Connolly alleges in her complaint that Samuelson "does business
in the State of Illinois." Complaint, para. 2. Illinois courts
have long applied the doctrine that a non-resident defendant
may effectively consent to be sued in the state by virtue of
doing business there. Cook Associates, 87 Ill.2d at 199-03,
57 Ill.Dec. at 733-36, 429 N.E.2d at 850-53. However, this
doctrine applies only when there is some regularity of
activities in Illinois. Id., 87 Ill.2d at 202-03, 57 Ill.Dec.
at 735-36, 429 N.E.2d at 852-53.
It is clear that Samuelson's commercial activities do not bring
her within the doing business doctrine. In an undisputed
affidavit, Samuelson avers that she does not maintain an office
or any bank accounts in Illinois, has no agents or employees
located in Illinois, does not travel herself to Illinois to do
business and does not advertise or otherwise actively solicit
business in Illinois. In fact, Samuelson swears that Connolly
and her husband are the only Illinois residents with whom she
can remember doing business. Because these uncontested facts
are taken to be true, we find that Samuelson's conduct does not
amount to doing business in Illinois.
B. Transaction of Business in Illinois
The first section of the Illinois long arm statute that might
possibly relate to this case gives the courts jurisdiction when
the cause of action arises from the transaction of business
within the state. Although Connolly does not explicitly argue
that this section applies here, she does argue that the
exercise of personal jurisdiction over Samuelson is warranted
by Samuelson's sale "in Illinois" of the South African tour
package. However, the factual allegations in both Connolly's
complaint and Samuelson's affidavit demonstrate the attenuated
contact Samuelson has had with Illinois. Samuelson never
travelled to this state concerning any of her business dealings
with Connolly; rather, all of their correspondence was by mail
or telephone. Moreover, their business had nothing to do with
Illinois, but dealt with a tour of South Africa that was
arranged in Kansas. Absent any other connection to Illinois,

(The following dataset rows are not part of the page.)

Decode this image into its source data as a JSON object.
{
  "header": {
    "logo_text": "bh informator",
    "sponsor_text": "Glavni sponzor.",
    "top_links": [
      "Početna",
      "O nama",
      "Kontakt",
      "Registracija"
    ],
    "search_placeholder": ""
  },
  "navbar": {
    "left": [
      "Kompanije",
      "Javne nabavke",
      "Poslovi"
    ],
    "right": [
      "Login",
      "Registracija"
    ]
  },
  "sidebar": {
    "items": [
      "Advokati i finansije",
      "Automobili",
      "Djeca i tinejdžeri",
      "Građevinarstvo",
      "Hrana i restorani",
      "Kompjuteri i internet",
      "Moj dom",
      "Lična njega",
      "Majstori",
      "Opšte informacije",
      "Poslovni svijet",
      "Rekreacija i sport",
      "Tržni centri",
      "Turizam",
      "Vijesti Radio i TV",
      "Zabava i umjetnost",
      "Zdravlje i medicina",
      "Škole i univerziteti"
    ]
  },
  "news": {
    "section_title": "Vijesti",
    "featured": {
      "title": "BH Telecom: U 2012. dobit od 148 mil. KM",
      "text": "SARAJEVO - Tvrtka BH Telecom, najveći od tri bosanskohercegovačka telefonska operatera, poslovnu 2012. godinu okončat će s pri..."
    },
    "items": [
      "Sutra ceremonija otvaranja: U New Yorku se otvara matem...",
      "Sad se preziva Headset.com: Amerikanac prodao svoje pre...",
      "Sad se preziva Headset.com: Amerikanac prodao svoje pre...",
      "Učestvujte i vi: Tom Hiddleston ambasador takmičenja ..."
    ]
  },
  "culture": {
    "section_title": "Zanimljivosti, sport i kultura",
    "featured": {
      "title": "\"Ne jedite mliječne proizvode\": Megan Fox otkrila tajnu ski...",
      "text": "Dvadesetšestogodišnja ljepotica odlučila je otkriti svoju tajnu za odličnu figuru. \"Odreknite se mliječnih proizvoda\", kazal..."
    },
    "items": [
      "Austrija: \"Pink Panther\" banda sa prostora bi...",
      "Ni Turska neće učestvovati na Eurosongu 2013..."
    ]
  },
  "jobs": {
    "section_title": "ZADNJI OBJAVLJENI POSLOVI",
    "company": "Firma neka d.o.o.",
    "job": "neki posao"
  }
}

the parties' exchange of mail and telephone calls is not enough
to support personal jurisdiction over Samuelson. Maurice
Sternberg, Inc. v. James, 577 F. Supp. 882, 885 (N.D.Ill.
1984); Caicos Petroleum, 551 F. Supp. at 155; U.S. Reduction

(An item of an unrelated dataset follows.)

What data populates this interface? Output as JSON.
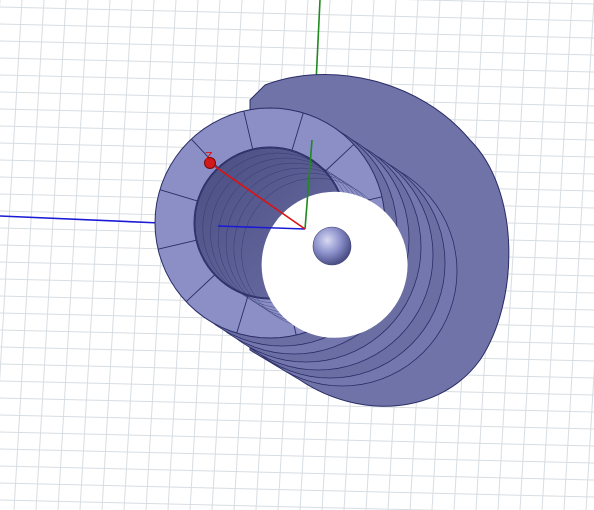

Co. v. Amalgamet, Inc., 545 F. Supp. 401, 403 (N.D.Ill. 1982);
Woodfield Ford, Inc. v. Akins Ford Corp., 77 Ill. App.3d 343,
349, 32 Ill.Dec. 750, 754, 395 N.E.2d 1131, 1136 (1st Dist.

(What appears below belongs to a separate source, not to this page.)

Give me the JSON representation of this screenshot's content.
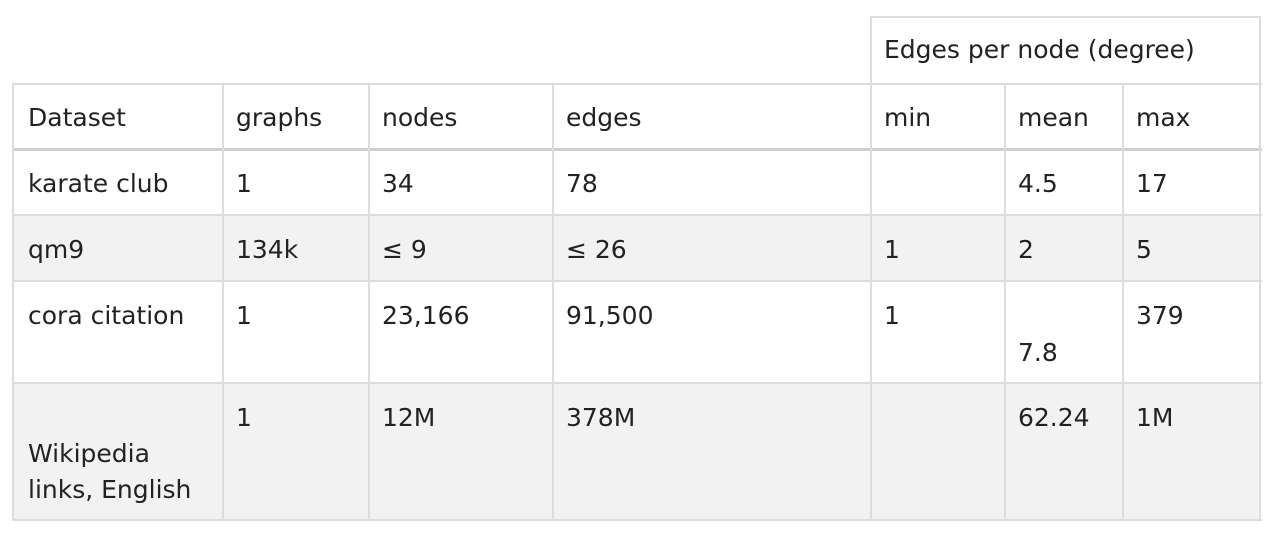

1979); see also Artoe v. Mann, 36 Ill. App.3d 204,
343 N.E.2d 647 (1st Dist. 1976).
C. Tortious Act in Illinois
In the frequently cited case of Gray v. American Radiator &
Standard Sanitary Corp., 22 Ill.2d 432, 176 N.E.2d 761 (1961),
the Illinois Supreme Court ruled that the wrong (which it
equated with "tortious act") occurs "where the last event takes
place which is necessary to render the actor liable." Id., 22
Ill.2d at 435, 176 N.E.2d at 762-63. In most cases. that is
where the injury to the plaintiff occurs. The Court declined to
distinguish the terms "tort" and "tortious act" in construing
the long arm statute, and it refused to allow parties to raise
"extraneous issues concerning the elements of a tort and the
territorial incidence of each. . . ." Id., 22 Ill.2d at 436,
176 N.E.2d at 763.
The Illinois Appellate Court followed this aspect of Gray in
Wiedemann v. Cunard Line Limited, 63 Ill. App.3d 1023, 20 Ill.
Dec. 723, 380 N.E.2d 932 (1st Dist. 1978). In Wiedemann, a
traveler sued a cruise ship owner, a vacation tour operator and
others for injuries he sustained on a beach at a resort hotel
in the West Indies. The court found no tortious act in
Illinois, since the traveler was injured in the West Indies and
that was the only place where any specifically alleged
misrepresentations had been made. Id., 63 Ill.App.3d at 1033,
380 N.E.2d at 940.
Also factually similar to this case is Stansell v.
International Fellowship, Inc., 22 Ill. App.3d 959,
318 N.E.2d 149 (1st Dist. 1974). In Stansell, the plaintiff's decedent
was killed in a plane crash in Peru. The non-resident
individual defendant contesting the Illinois court's
jurisdiction was the president of the association which had
arranged the ill-fated airplane trip. The court found no act or
omission in Illinois on the part of the defendant: "Even
assuming that she was in charge of selecting the airline, ...